| Given data |
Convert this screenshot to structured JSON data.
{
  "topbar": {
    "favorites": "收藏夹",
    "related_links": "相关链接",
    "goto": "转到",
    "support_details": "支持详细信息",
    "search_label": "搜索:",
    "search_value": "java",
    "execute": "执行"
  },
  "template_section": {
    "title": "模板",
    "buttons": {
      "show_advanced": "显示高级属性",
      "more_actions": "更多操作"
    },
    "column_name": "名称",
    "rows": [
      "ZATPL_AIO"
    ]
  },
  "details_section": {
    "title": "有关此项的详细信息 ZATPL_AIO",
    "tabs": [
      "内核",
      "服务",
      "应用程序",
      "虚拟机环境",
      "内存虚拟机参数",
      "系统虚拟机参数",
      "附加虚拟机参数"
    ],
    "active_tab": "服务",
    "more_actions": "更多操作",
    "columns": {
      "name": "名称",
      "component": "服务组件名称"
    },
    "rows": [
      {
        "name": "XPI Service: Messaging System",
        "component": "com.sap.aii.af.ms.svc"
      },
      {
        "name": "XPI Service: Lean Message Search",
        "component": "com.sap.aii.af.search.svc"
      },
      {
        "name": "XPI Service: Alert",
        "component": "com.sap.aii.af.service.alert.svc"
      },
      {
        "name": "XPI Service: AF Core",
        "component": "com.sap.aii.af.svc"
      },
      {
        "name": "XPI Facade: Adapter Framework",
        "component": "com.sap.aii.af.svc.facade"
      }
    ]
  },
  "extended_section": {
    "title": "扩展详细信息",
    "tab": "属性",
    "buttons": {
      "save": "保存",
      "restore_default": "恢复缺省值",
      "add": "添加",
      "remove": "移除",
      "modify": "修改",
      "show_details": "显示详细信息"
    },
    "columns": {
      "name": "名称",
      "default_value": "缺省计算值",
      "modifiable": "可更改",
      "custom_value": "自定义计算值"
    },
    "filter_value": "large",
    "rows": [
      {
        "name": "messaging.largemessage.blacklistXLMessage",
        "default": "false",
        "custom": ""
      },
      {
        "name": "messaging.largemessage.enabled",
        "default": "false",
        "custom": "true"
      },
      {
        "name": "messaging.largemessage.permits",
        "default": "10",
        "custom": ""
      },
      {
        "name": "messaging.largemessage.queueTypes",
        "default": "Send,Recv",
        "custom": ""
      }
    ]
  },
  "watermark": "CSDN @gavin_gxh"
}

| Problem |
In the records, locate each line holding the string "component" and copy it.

| Response for this exercise |
      "component": "服务组件名称"
        "component": "com.sap.aii.af.ms.svc"
        "component": "com.sap.aii.af.search.svc"
        "component": "com.sap.aii.af.service.alert.svc"
        "component": "com.sap.aii.af.svc"
        "component": "com.sap.aii.af.svc.facade"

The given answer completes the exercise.